Published on February 14th, 2014 | by Steve Gardman
Korea Eases Casino Regulations to Woo Foreign Investors
The Korean government is set to ease regulations and the issuance of casino licenses to foreign investors. The government’s intention was revealed by President Park Geun-hye at a meeting that focused on ways to boost the country’s tourism industry. According to an official from the Ministry of Culture, Sports and Tourism (MCST), the government intends to ease restrictions and even extend licenses to bidders who may not meet the conditions but excel in other areas such as financial capacity. The next step is for the government to press for a rule change in the National Assembly. So far, it has been mandatory for foreign investors to have a credit rating higher than BBB.
For casino operators worldwide, this comes as a welcome change and presents the opportunity to enter Asia’s fourth largest economy. LOCZ Korea already made plans to invest around 1.23 trillion won in a casino resort on Yeongjong Island near Incheon International Airport. However, the project suffered a setback last year when the MSCT rejected their proposal due to their joint venture failed to reach the minimum required credit ratings.
LOCZ Korea was a joint venture between U.S. casino operator Caesars Entertainment, the Indonesian based Lippo Group, and a local third party. There are 17 licensed casinos in the country. However, 16 of them only permit foreigners to play while Kangwon Land Resort in a remote mountain area 100 miles from Seoul is the only one that is open to locals.

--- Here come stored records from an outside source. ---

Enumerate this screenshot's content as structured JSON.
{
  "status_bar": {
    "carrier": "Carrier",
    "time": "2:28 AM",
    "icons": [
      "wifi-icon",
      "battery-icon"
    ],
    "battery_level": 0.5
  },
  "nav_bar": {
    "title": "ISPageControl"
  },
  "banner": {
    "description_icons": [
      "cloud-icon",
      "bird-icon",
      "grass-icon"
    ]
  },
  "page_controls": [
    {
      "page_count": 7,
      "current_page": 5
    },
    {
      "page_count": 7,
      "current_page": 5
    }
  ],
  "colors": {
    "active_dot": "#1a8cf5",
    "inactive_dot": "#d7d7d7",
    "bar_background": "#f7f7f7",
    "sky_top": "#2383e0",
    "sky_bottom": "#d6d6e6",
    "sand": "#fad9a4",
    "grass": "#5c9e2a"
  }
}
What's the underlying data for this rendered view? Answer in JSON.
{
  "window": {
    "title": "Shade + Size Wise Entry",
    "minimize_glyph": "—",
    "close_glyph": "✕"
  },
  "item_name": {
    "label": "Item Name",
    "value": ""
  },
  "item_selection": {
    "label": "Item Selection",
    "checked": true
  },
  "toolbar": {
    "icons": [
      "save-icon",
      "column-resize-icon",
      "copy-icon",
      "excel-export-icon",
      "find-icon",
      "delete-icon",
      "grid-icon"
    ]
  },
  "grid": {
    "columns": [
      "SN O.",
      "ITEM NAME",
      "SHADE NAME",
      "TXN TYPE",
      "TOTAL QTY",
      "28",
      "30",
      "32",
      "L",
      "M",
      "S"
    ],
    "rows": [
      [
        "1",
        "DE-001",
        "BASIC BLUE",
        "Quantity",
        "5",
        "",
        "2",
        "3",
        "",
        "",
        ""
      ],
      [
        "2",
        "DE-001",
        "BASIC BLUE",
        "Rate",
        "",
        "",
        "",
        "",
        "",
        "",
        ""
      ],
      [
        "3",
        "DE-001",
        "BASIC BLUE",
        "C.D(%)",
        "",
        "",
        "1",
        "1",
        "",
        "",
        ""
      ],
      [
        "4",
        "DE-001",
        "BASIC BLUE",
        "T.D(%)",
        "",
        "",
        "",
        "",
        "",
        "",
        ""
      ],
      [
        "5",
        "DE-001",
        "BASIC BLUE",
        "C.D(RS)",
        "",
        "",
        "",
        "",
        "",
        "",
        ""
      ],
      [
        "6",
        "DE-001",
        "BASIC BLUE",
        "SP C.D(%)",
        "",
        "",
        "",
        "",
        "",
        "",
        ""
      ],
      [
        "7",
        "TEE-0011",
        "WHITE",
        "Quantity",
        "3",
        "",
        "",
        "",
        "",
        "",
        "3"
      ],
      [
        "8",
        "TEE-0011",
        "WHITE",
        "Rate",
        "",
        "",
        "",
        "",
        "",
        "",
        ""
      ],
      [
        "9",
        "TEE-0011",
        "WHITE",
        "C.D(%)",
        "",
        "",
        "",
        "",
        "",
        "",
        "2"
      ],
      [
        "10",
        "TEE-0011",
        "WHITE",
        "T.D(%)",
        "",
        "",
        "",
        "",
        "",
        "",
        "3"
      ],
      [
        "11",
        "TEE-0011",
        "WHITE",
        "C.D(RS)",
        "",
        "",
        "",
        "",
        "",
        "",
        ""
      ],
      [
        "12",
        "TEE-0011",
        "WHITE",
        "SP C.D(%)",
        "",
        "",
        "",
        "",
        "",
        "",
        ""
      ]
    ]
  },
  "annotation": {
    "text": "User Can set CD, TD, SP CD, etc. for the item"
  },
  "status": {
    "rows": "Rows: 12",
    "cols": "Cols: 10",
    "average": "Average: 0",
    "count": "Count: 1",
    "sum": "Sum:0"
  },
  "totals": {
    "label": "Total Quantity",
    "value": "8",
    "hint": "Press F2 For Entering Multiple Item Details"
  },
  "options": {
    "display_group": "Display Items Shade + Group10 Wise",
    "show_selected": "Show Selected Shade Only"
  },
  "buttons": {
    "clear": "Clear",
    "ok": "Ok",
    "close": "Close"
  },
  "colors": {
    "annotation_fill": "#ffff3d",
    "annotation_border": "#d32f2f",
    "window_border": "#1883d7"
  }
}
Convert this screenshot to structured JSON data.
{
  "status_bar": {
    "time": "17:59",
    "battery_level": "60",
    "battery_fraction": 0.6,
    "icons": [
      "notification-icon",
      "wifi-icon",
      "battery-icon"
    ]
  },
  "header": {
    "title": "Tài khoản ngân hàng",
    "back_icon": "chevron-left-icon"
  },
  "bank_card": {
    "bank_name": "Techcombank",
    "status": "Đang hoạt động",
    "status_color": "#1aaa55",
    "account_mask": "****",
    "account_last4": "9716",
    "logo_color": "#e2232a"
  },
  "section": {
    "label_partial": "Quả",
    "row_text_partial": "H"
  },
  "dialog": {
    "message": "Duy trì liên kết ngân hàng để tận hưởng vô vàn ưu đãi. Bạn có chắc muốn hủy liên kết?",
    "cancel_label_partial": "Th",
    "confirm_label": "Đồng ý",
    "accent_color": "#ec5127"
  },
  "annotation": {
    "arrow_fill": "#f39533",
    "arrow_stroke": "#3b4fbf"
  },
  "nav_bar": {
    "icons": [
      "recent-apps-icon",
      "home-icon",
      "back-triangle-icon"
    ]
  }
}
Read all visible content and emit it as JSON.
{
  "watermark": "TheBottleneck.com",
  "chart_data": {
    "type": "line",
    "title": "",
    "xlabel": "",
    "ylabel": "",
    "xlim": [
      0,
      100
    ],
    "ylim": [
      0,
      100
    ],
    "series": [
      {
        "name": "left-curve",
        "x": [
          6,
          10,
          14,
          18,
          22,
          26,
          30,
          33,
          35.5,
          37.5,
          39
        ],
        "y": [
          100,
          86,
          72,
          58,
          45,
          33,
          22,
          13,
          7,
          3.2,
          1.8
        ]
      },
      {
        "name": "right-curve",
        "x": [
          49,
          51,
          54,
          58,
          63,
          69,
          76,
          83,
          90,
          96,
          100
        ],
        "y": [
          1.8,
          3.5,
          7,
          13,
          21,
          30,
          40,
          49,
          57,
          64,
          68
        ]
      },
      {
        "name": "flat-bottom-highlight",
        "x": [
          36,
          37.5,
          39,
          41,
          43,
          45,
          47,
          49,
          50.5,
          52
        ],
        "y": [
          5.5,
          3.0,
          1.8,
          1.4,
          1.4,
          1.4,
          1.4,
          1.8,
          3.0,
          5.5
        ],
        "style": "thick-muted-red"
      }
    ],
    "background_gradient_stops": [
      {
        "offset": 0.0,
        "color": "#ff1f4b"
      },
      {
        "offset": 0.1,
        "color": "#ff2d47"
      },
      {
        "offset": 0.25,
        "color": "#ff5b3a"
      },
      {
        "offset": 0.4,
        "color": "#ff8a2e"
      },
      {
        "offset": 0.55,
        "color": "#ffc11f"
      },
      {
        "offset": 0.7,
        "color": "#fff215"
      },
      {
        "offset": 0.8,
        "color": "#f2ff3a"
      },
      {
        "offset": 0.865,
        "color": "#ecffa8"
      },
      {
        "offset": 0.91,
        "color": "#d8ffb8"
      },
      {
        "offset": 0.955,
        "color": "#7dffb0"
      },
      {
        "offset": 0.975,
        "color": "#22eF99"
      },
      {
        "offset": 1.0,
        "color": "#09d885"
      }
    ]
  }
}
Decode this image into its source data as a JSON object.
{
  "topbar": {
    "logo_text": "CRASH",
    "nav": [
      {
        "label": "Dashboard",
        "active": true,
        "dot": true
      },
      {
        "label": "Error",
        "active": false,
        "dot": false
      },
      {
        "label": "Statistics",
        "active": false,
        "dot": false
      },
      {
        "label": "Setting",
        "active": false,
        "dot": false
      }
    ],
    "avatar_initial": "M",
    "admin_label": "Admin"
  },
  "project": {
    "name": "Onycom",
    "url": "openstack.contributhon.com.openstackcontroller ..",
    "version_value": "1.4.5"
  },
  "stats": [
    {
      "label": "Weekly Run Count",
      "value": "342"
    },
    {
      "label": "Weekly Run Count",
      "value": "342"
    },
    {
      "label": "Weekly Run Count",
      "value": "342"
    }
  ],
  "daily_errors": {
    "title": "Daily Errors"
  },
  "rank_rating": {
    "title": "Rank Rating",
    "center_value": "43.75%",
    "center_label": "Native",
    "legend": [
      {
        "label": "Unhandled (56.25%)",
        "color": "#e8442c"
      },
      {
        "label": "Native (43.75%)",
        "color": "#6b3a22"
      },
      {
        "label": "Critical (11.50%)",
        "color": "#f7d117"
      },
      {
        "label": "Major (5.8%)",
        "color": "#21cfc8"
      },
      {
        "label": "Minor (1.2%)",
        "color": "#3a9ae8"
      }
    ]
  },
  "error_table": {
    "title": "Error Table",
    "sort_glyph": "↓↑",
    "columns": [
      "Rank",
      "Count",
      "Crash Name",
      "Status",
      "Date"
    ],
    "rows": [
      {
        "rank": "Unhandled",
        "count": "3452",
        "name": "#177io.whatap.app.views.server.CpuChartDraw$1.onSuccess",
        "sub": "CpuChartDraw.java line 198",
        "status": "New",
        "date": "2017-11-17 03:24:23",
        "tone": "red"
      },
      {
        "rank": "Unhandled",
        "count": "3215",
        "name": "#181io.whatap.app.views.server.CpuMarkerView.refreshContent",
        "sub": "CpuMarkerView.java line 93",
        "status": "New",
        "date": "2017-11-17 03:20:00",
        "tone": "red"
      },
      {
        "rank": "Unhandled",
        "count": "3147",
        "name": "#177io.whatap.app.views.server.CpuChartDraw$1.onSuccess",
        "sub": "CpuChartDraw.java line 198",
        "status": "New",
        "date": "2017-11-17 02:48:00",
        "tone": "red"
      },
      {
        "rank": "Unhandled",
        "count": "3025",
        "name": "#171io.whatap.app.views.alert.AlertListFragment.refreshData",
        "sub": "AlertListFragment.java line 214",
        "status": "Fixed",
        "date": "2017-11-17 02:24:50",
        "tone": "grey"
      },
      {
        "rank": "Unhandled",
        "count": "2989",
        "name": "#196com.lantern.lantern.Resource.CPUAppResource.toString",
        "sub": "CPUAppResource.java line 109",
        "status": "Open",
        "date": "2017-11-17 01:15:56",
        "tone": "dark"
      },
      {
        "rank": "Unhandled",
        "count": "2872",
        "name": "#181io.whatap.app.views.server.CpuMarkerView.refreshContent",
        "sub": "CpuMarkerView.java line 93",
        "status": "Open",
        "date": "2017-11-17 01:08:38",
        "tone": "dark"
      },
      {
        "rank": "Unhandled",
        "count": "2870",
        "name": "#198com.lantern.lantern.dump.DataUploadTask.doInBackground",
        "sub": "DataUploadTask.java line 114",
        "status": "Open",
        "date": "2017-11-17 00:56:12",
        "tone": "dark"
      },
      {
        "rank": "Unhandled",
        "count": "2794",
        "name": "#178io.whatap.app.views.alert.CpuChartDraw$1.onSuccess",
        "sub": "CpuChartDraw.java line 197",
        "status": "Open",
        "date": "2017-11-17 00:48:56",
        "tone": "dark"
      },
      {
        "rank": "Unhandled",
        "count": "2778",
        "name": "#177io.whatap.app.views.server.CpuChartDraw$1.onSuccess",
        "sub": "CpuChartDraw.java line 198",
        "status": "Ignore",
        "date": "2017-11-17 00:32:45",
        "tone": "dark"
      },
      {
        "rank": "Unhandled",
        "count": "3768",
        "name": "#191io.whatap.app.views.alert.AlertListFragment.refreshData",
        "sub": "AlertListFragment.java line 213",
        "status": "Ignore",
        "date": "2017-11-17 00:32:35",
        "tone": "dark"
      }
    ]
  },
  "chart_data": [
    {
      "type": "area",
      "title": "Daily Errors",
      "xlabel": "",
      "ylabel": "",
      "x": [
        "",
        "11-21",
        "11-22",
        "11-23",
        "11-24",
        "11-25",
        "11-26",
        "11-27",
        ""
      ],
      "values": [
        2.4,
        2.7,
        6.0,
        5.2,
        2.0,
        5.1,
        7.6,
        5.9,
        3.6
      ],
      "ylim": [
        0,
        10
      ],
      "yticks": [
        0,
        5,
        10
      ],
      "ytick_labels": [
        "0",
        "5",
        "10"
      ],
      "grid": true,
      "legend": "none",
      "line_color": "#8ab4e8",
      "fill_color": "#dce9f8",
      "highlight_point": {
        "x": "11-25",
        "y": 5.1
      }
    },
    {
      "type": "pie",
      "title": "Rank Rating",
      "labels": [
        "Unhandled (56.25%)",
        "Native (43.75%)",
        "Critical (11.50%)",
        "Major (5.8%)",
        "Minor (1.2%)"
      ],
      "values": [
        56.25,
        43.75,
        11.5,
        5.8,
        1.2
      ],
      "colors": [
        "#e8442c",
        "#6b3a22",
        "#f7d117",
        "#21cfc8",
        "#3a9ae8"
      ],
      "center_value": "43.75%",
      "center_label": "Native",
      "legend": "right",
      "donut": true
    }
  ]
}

However, Kangwon’s annual revenue of $1 billion is far more than all the other casinos combined.
Casino fever hits Singapore, spreads to Taiwan and Japan
Singapore reported a 50 percent increase in tourism receipts within two years since the opening of the Marina Bay Sands and Sentosa casino resorts. The country is reported to gain twofold with tourism receipts crossing $18 billion. Much of this revenue may come from foreigners since local residents are still required to pay an entrance fee of $80 while foreigners are permitted free. The move aims to deter low income groups from risking their money and is a welcome attempt to promote responsible gambling.
The Taiwan Legislature is also expected to permit the launch of casinos while Japan is said to be following suit. The Japanese government plans to triple the number of foreign tourists in the next twenty years, with plans to build casinos as well. Some analysts believe that Japan could generate as much as $15 billion a year in gross gambling revenue. Investments in casinos in both Taiwan and Japan are expected to be worth billions of dollars.